Vol. 20 No 3 | Spring 2018
Sufficient evidence shows that women with schizophrenia and related psychotic disorders have high rates of obstetric complications.
Postpartum or ‘puerperal’ psychosis, the acute onset of severe psychiatric symptoms early postpartum, was first characterised in the 19th century.
Long-acting reversible contraceptive methods (LARC), in particular, intrauterine contraception (IUC) and subdermal etonogestrel (ENG) implants, are significantly less likely to result in unintended pregnancy than short-acting user-dependent methods, such as the oral contraceptive pill.

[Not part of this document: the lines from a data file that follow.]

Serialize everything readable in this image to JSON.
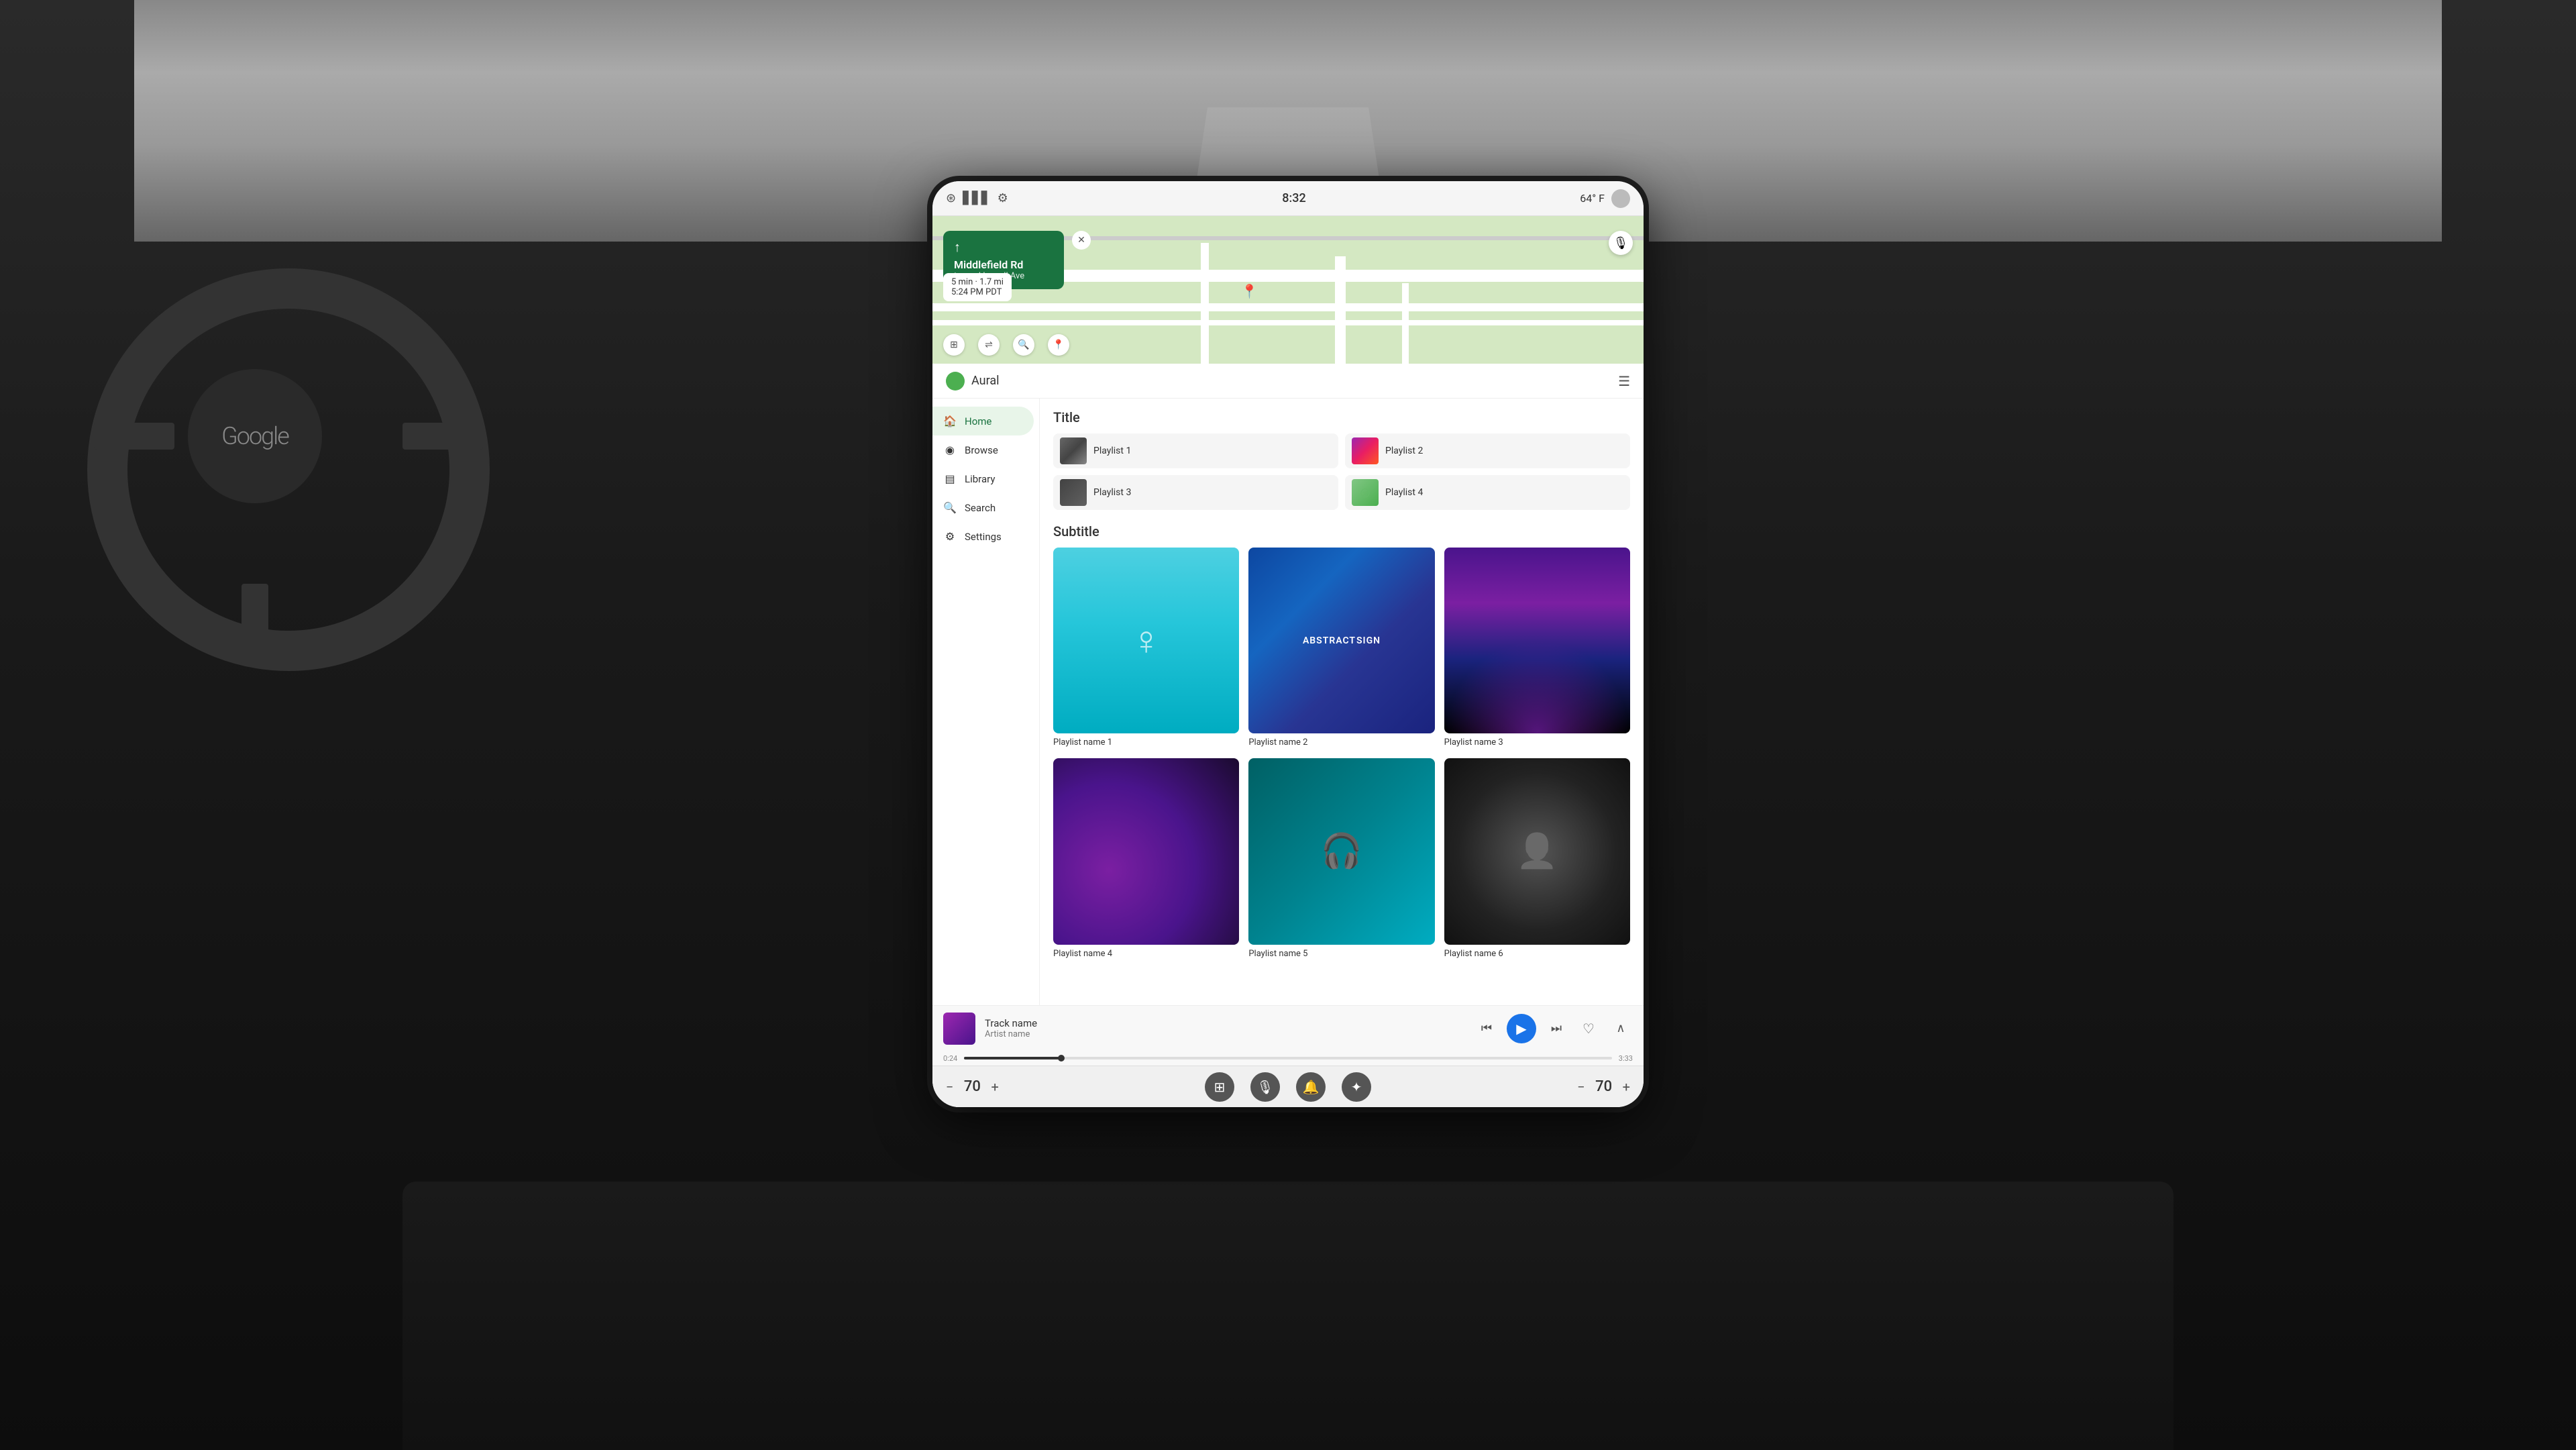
{
  "car": {
    "google_label": "Google"
  },
  "status_bar": {
    "time": "8:32",
    "temperature": "64° F",
    "bluetooth_icon": "🔵",
    "signal_icon": "📶",
    "settings_icon": "⚙"
  },
  "maps": {
    "instruction_street": "Middlefield Rd",
    "instruction_toward": "toward Lowell Ave",
    "eta": "5 min · 1.7 mi",
    "eta_time": "5:24 PM PDT",
    "close_icon": "✕",
    "mic_icon": "🎙",
    "arrow_icon": "↑"
  },
  "app": {
    "name": "Aural",
    "queue_icon": "☰"
  },
  "sidebar": {
    "items": [
      {
        "id": "home",
        "label": "Home",
        "icon": "🏠",
        "active": true
      },
      {
        "id": "browse",
        "label": "Browse",
        "icon": "◉"
      },
      {
        "id": "library",
        "label": "Library",
        "icon": "☰"
      },
      {
        "id": "search",
        "label": "Search",
        "icon": "🔍"
      },
      {
        "id": "settings",
        "label": "Settings",
        "icon": "⚙"
      }
    ]
  },
  "main": {
    "title": "Title",
    "subtitle": "Subtitle",
    "playlists_small": [
      {
        "id": "pl1",
        "label": "Playlist 1",
        "thumb_class": "thumb-1"
      },
      {
        "id": "pl2",
        "label": "Playlist 2",
        "thumb_class": "thumb-2"
      },
      {
        "id": "pl3",
        "label": "Playlist 3",
        "thumb_class": "thumb-3"
      },
      {
        "id": "pl4",
        "label": "Playlist 4",
        "thumb_class": "thumb-4"
      }
    ],
    "playlists_large_row1": [
      {
        "id": "pln1",
        "label": "Playlist name 1",
        "thumb_type": "person"
      },
      {
        "id": "pln2",
        "label": "Playlist name 2",
        "thumb_type": "abstract"
      },
      {
        "id": "pln3",
        "label": "Playlist name 3",
        "thumb_type": "concert"
      }
    ],
    "playlists_large_row2": [
      {
        "id": "pln4",
        "label": "Playlist name 4",
        "thumb_type": "purple"
      },
      {
        "id": "pln5",
        "label": "Playlist name 5",
        "thumb_type": "headphones"
      },
      {
        "id": "pln6",
        "label": "Playlist name 6",
        "thumb_type": "face"
      }
    ]
  },
  "now_playing": {
    "track_name": "Track name",
    "artist_name": "Artist name",
    "time_current": "0:24",
    "time_total": "3:33",
    "progress_percent": 15,
    "prev_icon": "⏮",
    "play_icon": "▶",
    "next_icon": "⏭",
    "heart_icon": "♡",
    "expand_icon": "∧"
  },
  "bottom_bar": {
    "vol_left_minus": "−",
    "vol_left_value": "70",
    "vol_left_plus": "+",
    "vol_right_minus": "−",
    "vol_right_value": "70",
    "vol_right_plus": "+",
    "apps_icon": "⊞",
    "mic_icon": "🎙",
    "bell_icon": "🔔",
    "settings_icon": "✦"
  }
}
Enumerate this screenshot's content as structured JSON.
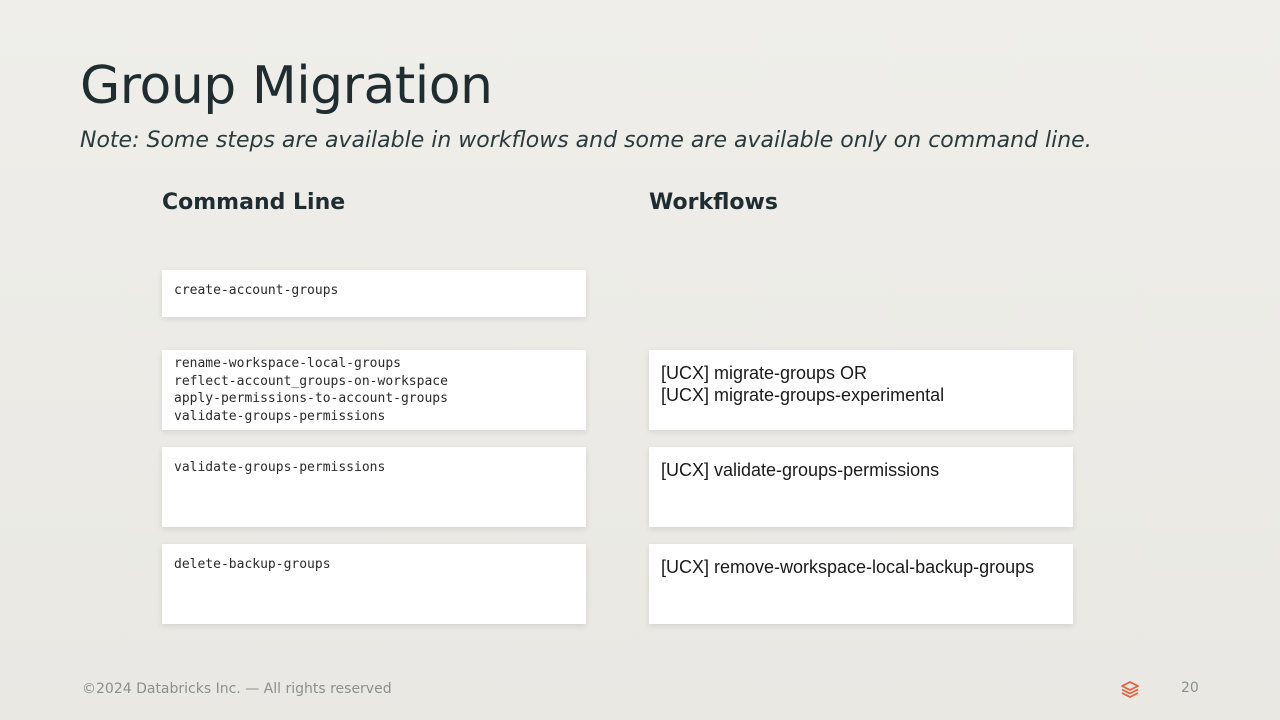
{
  "slide": {
    "title": "Group Migration",
    "note": "Note: Some steps are available in workflows and some are available only on command line."
  },
  "columns": {
    "command_line_heading": "Command Line",
    "workflows_heading": "Workflows"
  },
  "command_line_cards": [
    {
      "lines": [
        "create-account-groups"
      ]
    },
    {
      "lines": [
        "rename-workspace-local-groups",
        "reflect-account_groups-on-workspace",
        "apply-permissions-to-account-groups",
        "validate-groups-permissions"
      ]
    },
    {
      "lines": [
        "validate-groups-permissions"
      ]
    },
    {
      "lines": [
        "delete-backup-groups"
      ]
    }
  ],
  "workflow_cards": [
    {
      "lines": [
        "[UCX] migrate-groups OR",
        "[UCX] migrate-groups-experimental"
      ]
    },
    {
      "lines": [
        "[UCX] validate-groups-permissions"
      ]
    },
    {
      "lines": [
        "[UCX] remove-workspace-local-backup-groups"
      ]
    }
  ],
  "footer": {
    "copyright": "©2024 Databricks Inc. — All rights reserved",
    "page_number": "20",
    "logo_icon": "databricks-logo-icon",
    "logo_color": "#e8603c"
  }
}
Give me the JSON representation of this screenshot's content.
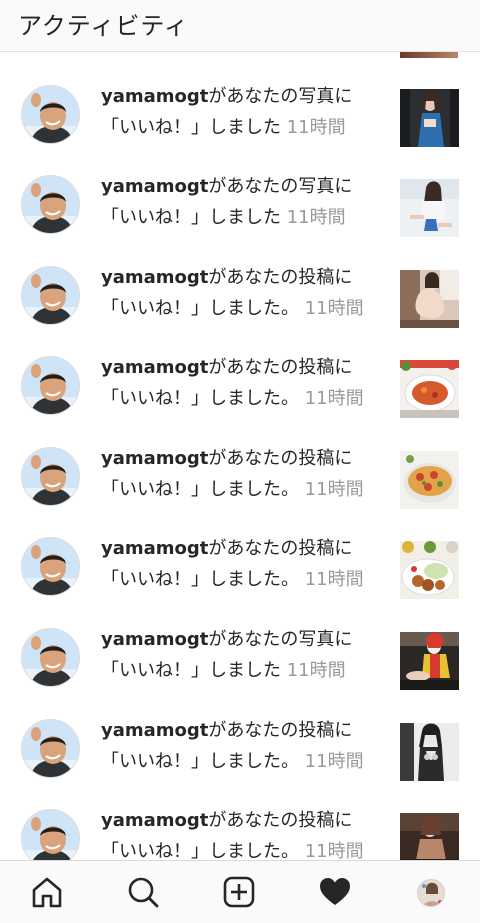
{
  "header": {
    "title": "アクティビティ"
  },
  "notifications": [
    {
      "user": "yamamogt",
      "text": "があなたの写真に「いいね！」しました",
      "time": "11時間",
      "thumb": "photo-woman-blue"
    },
    {
      "user": "yamamogt",
      "text": "があなたの写真に「いいね！」しました",
      "time": "11時間",
      "thumb": "photo-woman-swimsuit"
    },
    {
      "user": "yamamogt",
      "text": "があなたの投稿に「いいね！」しました。",
      "time": "11時間",
      "thumb": "photo-woman-room"
    },
    {
      "user": "yamamogt",
      "text": "があなたの投稿に「いいね！」しました。",
      "time": "11時間",
      "thumb": "photo-pasta"
    },
    {
      "user": "yamamogt",
      "text": "があなたの投稿に「いいね！」しました。",
      "time": "11時間",
      "thumb": "photo-pizza"
    },
    {
      "user": "yamamogt",
      "text": "があなたの投稿に「いいね！」しました。",
      "time": "11時間",
      "thumb": "photo-fried-food"
    },
    {
      "user": "yamamogt",
      "text": "があなたの写真に「いいね！」しました",
      "time": "11時間",
      "thumb": "photo-costume"
    },
    {
      "user": "yamamogt",
      "text": "があなたの投稿に「いいね！」しました。",
      "time": "11時間",
      "thumb": "photo-woman-mono"
    },
    {
      "user": "yamamogt",
      "text": "があなたの投稿に「いいね！」しました。",
      "time": "11時間",
      "thumb": "photo-woman-sofa"
    }
  ],
  "nav": {
    "items": [
      "home-icon",
      "search-icon",
      "new-post-icon",
      "activity-heart-icon",
      "profile-avatar"
    ],
    "active": "activity-heart-icon"
  },
  "colors": {
    "text": "#262626",
    "time": "#9a9a9a",
    "bar": "#fafafa",
    "border": "#dbdbdb"
  }
}
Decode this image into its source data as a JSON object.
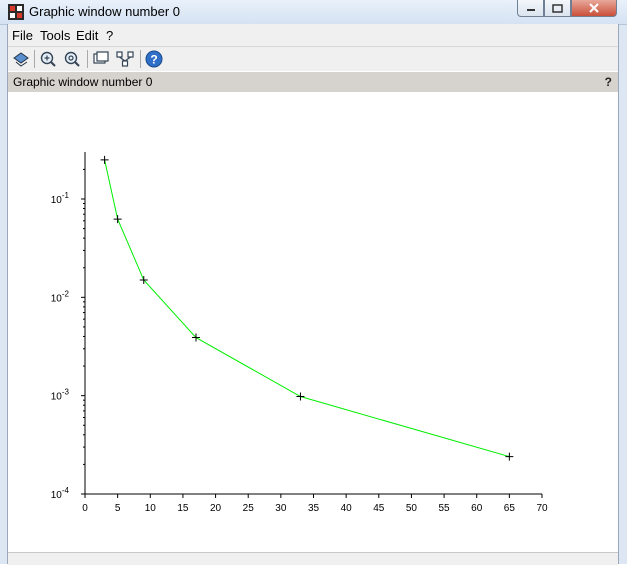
{
  "window": {
    "title": "Graphic window number 0"
  },
  "menu": {
    "items": [
      "File",
      "Tools",
      "Edit",
      "?"
    ]
  },
  "toolbar": {
    "icons": [
      "rotate-icon",
      "zoom-in-icon",
      "zoom-out-icon",
      "datatip-icon",
      "editor-icon",
      "help-icon"
    ]
  },
  "infobar": {
    "text": "Graphic window number 0",
    "help": "?"
  },
  "chart_data": {
    "type": "line",
    "x": [
      3,
      5,
      9,
      17,
      33,
      65
    ],
    "y": [
      0.25,
      0.0625,
      0.015,
      0.0039,
      0.00098,
      0.00024
    ],
    "xlim": [
      0,
      70
    ],
    "ylim": [
      0.0001,
      0.3
    ],
    "yscale": "log",
    "xticks": [
      0,
      5,
      10,
      15,
      20,
      25,
      30,
      35,
      40,
      45,
      50,
      55,
      60,
      65,
      70
    ],
    "ytick_values": [
      0.1,
      0.01,
      0.001,
      0.0001
    ],
    "ytick_base": "10",
    "ytick_exponents": [
      "-1",
      "-2",
      "-3",
      "-4"
    ],
    "line_color": "#00ee00",
    "marker": "+",
    "title": "",
    "xlabel": "",
    "ylabel": "",
    "grid": false
  }
}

It had been thought, for pregnancy to occur, anorexia nervosa (AN) needed to be in remission. However, this is not always the case. Unlike depression, anxiety and psychotic disorders, there is little guidance and research into AN and pregnancy. The most recent Australian National Guidelines for Perinatal Mental Health provide no mention of the assessment and management of eating disorders in pregnancy.